Powerful politicians helped form a radical Muslim sect responsible for hundreds of killings this year in Nigeria aimed at seizing control of regional power and oil money – but now may have lost control of the monster they created.
The Nigerian state security service said yesterday it made a breakthrough in uncovering support for the extremist group, Boko Haram, earlier this week when it arrested Ali Sanda Umar Konduga, whom it said was one of several spokesmen for the sect. The agency described Konduga as a “political thug” who received orders from a member of Nigeria’s parliament.
Konduga, who purportedly used the nom de guerre al-Zawahiri when speaking on Boko Haram’s behalf, allegedly implicated a member of the national assembly in the group’s activities. Konduga’s nickname derives from al-Qaeda leader Ayman al-Zawahiri. On Tuesday, authorities arrested and charged Senator Mohammed Ali Ndume of Nigeria’s ruling People’s Democratic Party for allegedly being Konduga’s sponsor. The senator belonged to a committee looking at possible peace talks with Boko Haram.
Konduga has also implicated a former Nigerian ambassador, now dead, as well as a former governor in Nigeria’s north-east, in Boko Haram’s creation. Konduga said that Boko Haram expelled him some time ago, suggesting he and his supposed political masters had fallen out of favour with an organisation that is increasingly violent and strident.
“The group suspended me because they thought I was an agent of the state security service,” Konduga said.
Boko Haram has splintered into three factions, with one wing increasingly willing to kill as it maintains contact with terrorist groups in North Africa and Somalia, diplomats and security sources say.

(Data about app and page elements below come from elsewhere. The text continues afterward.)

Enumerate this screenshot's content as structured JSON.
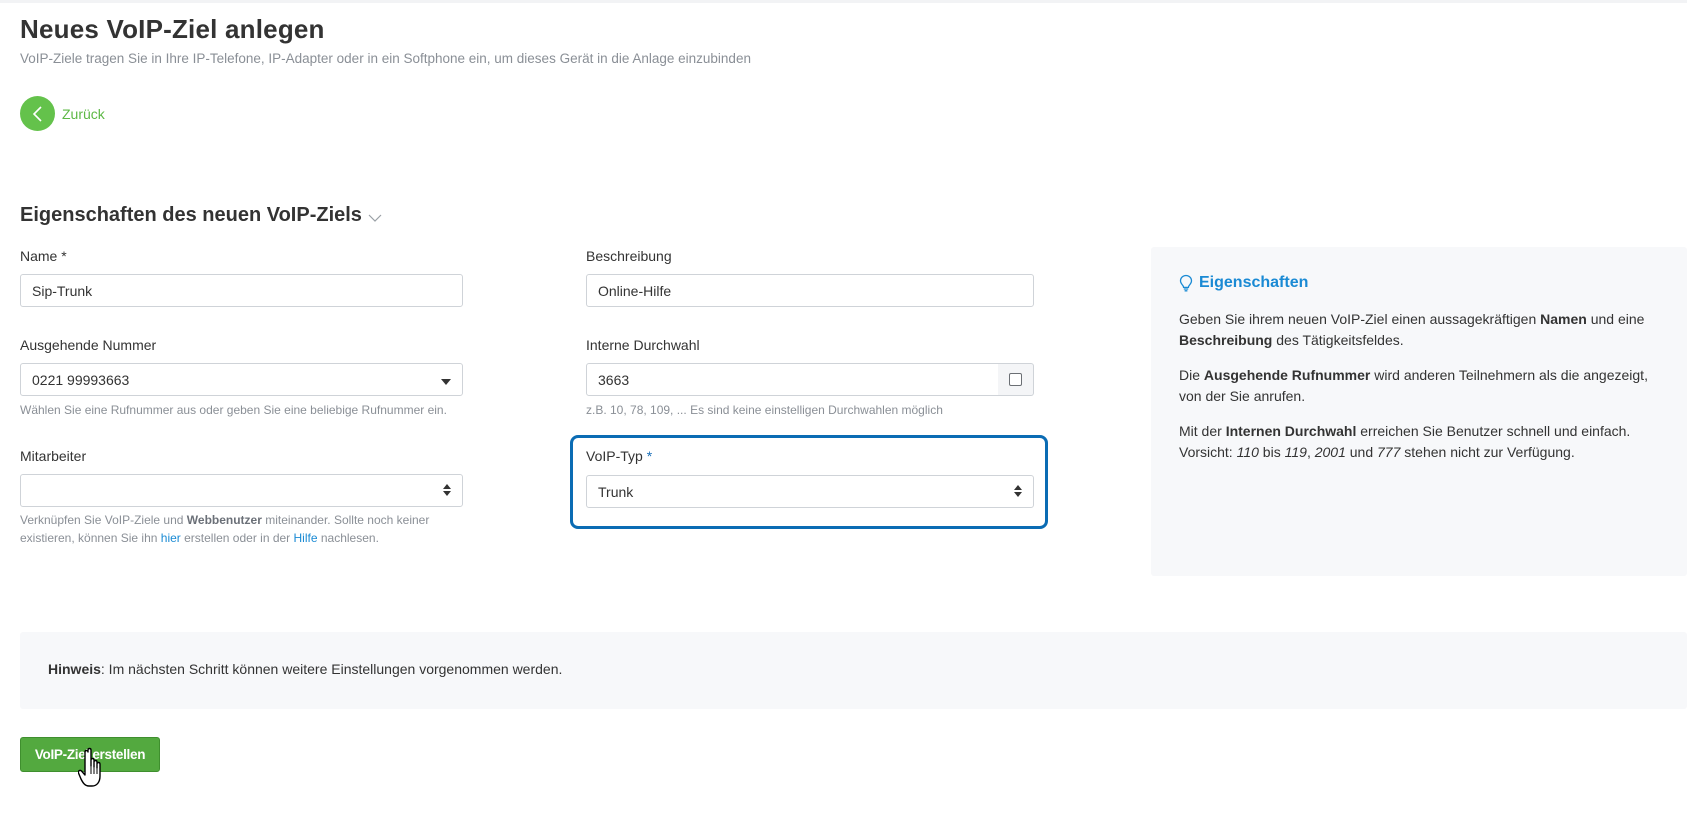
{
  "header": {
    "title": "Neues VoIP-Ziel anlegen",
    "subtitle": "VoIP-Ziele tragen Sie in Ihre IP-Telefone, IP-Adapter oder in ein Softphone ein, um dieses Gerät in die Anlage einzubinden"
  },
  "back": {
    "label": "Zurück"
  },
  "section": {
    "title": "Eigenschaften des neuen VoIP-Ziels"
  },
  "form": {
    "name": {
      "label": "Name",
      "required": "*",
      "value": "Sip-Trunk"
    },
    "beschreibung": {
      "label": "Beschreibung",
      "value": "Online-Hilfe"
    },
    "ausgehende": {
      "label": "Ausgehende Nummer",
      "value": "0221 99993663",
      "help": "Wählen Sie eine Rufnummer aus oder geben Sie eine beliebige Rufnummer ein."
    },
    "durchwahl": {
      "label": "Interne Durchwahl",
      "value": "3663",
      "help": "z.B. 10, 78, 109, ... Es sind keine einstelligen Durchwahlen möglich"
    },
    "mitarbeiter": {
      "label": "Mitarbeiter",
      "value": "",
      "help_part1": "Verknüpfen Sie VoIP-Ziele und ",
      "help_bold": "Webbenutzer",
      "help_part2": " miteinander. Sollte noch keiner",
      "help_part3": "existieren, können Sie ihn ",
      "help_link1": "hier",
      "help_part4": " erstellen oder in der ",
      "help_link2": "Hilfe",
      "help_part5": " nachlesen."
    },
    "voip_typ": {
      "label": "VoIP-Typ",
      "required": "*",
      "value": "Trunk"
    }
  },
  "info": {
    "title": "Eigenschaften",
    "p1_a": "Geben Sie ihrem neuen VoIP-Ziel einen aussagekräftigen ",
    "p1_b": "Namen",
    "p1_c": " und eine",
    "p1_d": "Beschreibung",
    "p1_e": " des Tätigkeitsfeldes.",
    "p2_a": "Die ",
    "p2_b": "Ausgehende Rufnummer",
    "p2_c": " wird anderen Teilnehmern als die angezeigt,",
    "p2_d": "von der Sie anrufen.",
    "p3_a": "Mit der ",
    "p3_b": "Internen Durchwahl",
    "p3_c": " erreichen Sie Benutzer schnell und einfach.",
    "p3_d": "Vorsicht: ",
    "p3_e": "110",
    "p3_f": " bis ",
    "p3_g": "119",
    "p3_h": ", ",
    "p3_i": "2001",
    "p3_j": " und ",
    "p3_k": "777",
    "p3_l": " stehen nicht zur Verfügung."
  },
  "hint": {
    "bold": "Hinweis",
    "text": ": Im nächsten Schritt können weitere Einstellungen vorgenommen werden."
  },
  "submit": {
    "label": "VoIP-Ziel erstellen"
  },
  "colors": {
    "accent_green": "#64c24b",
    "button_green": "#53a93f",
    "focus_blue": "#0b6cb4",
    "link_blue": "#1a8ad4"
  }
}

With that wing viewing a wide variety of people and institutions as potential targets, even politicians with ties to Boko Haram can no longer consider themselves safe. Politicians in the city of Maiduguri, Boko Haram’s spiritual home, and other places in Nigeria’s mostly Muslim north-east now surround themselves with security and live in apparent fear of the sect.

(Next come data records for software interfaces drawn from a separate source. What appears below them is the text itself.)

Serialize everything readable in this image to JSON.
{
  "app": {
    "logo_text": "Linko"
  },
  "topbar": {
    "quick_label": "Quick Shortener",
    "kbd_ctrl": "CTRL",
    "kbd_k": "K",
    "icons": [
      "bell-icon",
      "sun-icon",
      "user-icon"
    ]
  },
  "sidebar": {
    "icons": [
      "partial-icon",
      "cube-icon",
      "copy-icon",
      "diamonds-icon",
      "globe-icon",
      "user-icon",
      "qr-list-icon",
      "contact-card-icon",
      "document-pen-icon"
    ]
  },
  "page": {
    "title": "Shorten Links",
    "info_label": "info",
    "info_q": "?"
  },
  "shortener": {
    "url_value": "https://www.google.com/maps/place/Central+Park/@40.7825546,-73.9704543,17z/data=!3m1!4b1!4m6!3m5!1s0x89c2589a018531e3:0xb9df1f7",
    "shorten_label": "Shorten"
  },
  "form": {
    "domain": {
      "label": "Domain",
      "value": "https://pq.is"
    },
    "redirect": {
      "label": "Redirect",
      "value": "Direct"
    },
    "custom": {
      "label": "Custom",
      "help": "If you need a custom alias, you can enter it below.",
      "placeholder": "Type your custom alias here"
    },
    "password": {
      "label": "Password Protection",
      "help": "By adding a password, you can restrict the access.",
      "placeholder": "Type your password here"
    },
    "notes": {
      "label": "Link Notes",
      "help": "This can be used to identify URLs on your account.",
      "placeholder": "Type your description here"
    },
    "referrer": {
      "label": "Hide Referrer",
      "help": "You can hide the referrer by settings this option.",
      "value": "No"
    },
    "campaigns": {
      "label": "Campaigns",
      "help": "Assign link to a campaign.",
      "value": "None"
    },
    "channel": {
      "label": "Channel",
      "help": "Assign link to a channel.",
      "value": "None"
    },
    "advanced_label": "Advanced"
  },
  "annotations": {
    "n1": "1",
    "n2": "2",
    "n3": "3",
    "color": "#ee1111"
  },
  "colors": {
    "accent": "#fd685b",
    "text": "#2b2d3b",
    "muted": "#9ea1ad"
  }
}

Politicians in Nigeria have long been rumoured to have ties to militants. In the country’s southern Niger Delta, where foreign oil firms extract an estimated 2.4 million barrels of crude a day, politicians hand out Kalashnikov rifles to those who help rig elections. Many of those gunmen became part of the militant and criminal gangs kidnapping oil workers and targeting pipelines.

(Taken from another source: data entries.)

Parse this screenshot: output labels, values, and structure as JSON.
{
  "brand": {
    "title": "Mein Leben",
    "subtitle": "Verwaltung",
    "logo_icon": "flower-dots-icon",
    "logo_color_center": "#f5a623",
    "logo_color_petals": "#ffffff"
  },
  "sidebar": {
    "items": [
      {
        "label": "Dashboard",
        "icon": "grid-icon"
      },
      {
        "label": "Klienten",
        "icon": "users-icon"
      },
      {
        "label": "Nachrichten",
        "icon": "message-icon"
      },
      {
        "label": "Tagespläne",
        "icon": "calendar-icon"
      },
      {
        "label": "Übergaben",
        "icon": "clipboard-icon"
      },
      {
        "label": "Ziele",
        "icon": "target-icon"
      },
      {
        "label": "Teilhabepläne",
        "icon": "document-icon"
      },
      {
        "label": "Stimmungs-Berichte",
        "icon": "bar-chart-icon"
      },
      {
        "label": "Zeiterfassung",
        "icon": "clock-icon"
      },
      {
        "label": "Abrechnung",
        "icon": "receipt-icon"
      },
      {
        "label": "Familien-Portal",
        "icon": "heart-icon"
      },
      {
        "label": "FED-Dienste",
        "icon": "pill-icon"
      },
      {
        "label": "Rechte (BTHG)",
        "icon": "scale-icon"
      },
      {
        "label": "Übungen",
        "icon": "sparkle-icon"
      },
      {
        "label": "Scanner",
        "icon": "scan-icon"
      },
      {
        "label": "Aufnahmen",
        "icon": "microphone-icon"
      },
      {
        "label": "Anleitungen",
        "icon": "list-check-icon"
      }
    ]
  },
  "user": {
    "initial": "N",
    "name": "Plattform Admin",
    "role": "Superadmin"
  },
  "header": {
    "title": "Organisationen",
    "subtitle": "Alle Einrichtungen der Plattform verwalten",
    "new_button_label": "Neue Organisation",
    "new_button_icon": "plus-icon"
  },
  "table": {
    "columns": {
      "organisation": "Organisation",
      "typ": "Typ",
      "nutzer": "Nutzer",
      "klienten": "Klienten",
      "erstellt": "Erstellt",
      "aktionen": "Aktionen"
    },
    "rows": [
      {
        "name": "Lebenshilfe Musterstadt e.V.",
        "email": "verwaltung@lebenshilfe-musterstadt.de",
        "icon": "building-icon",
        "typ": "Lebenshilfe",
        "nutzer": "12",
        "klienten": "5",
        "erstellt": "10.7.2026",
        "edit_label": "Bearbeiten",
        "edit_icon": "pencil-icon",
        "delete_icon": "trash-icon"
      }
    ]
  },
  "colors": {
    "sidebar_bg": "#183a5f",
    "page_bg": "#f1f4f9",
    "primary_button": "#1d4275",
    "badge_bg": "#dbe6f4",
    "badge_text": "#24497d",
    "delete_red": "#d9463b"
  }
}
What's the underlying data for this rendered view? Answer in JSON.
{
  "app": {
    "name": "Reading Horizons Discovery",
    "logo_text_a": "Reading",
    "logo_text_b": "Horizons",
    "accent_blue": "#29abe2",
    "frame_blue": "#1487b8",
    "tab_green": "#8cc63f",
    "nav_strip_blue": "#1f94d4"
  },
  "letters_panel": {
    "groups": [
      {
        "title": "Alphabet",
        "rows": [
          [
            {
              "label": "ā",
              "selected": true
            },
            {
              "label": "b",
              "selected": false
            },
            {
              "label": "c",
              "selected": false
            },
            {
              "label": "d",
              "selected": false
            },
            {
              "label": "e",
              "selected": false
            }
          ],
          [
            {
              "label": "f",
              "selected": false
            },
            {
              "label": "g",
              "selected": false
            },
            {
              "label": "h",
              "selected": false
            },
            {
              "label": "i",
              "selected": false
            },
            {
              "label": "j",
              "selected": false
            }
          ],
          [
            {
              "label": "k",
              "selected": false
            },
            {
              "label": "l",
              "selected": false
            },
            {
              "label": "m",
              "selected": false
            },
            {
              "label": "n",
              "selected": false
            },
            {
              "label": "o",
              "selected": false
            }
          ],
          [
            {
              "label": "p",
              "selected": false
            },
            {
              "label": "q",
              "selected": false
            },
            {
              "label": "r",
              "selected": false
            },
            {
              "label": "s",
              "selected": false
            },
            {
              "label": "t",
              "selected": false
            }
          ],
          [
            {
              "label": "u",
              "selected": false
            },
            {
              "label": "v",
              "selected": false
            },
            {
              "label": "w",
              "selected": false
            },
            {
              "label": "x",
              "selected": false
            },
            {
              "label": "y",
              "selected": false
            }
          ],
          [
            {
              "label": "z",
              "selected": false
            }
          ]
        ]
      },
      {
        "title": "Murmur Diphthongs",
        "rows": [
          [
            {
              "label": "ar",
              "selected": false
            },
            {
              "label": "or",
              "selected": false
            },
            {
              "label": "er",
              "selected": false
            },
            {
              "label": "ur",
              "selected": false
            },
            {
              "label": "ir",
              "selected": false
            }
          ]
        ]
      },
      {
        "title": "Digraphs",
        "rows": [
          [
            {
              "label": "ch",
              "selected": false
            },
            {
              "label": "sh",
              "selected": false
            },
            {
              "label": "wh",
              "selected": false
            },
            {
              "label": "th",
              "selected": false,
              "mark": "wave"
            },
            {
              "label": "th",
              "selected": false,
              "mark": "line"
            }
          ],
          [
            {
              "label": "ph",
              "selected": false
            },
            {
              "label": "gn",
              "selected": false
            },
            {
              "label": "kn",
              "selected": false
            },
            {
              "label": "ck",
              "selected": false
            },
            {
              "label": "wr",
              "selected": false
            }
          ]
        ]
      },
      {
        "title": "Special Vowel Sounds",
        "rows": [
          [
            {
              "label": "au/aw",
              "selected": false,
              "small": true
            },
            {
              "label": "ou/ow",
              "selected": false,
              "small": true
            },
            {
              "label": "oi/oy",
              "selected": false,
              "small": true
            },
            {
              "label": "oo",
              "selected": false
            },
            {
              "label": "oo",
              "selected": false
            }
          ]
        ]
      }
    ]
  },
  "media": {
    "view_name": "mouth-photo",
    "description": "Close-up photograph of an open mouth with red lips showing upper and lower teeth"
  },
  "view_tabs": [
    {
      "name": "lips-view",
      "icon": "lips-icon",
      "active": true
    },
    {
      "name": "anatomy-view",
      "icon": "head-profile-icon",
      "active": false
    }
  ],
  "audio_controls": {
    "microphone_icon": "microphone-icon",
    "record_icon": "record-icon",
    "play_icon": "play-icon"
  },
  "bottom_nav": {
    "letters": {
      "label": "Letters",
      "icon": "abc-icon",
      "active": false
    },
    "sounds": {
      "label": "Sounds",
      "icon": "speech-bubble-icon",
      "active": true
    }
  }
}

Boko Haram began the same way, as “politically [and] criminally minded field marshals” began arming youths to keep their hands on the reins of power in north-east Nigeria, said Khalifa Dikwa, a professor at the University of Maiduguri. At stake is control of power at the state level in Nigeria, controlling budgets larger than those of neighbouring nations thanks to the nation’s oil wealth.
The political scene in the north-east is dominated by the All Nigeria People’s Party, which Ndume – the arrested senator –once belonged to before joining the ruling party. Little is known about the sources of Boko Haram’s support, though its members recently began carrying out a wave of bank robberies in the north. Police stations have also been bombed and officers killed.
Boko Haram’s attacks and its factional splits make it much more difficult for the government to arrive at a political solution or an amnesty. The group’s main demand is not one the government is likely to bend to in a nation that is split into a Muslim north and a Christian south.
While the Niger Delta militants agreed to lay down their guns for money and the promise of work, Boko Haram wants the strict implementation of Shariah law across a nation of more than 160 million people.
Boko Haram was thought to have been eradicated in 2009 after its leader was killed and its mosques left in ruins. However, the group has staged increasingly brazen attacks over the last two years, including the attack on the UN headquarters in Abuja. This month, its fighters led an attack on a north-east Nigerian state capital that killed more than 100 people.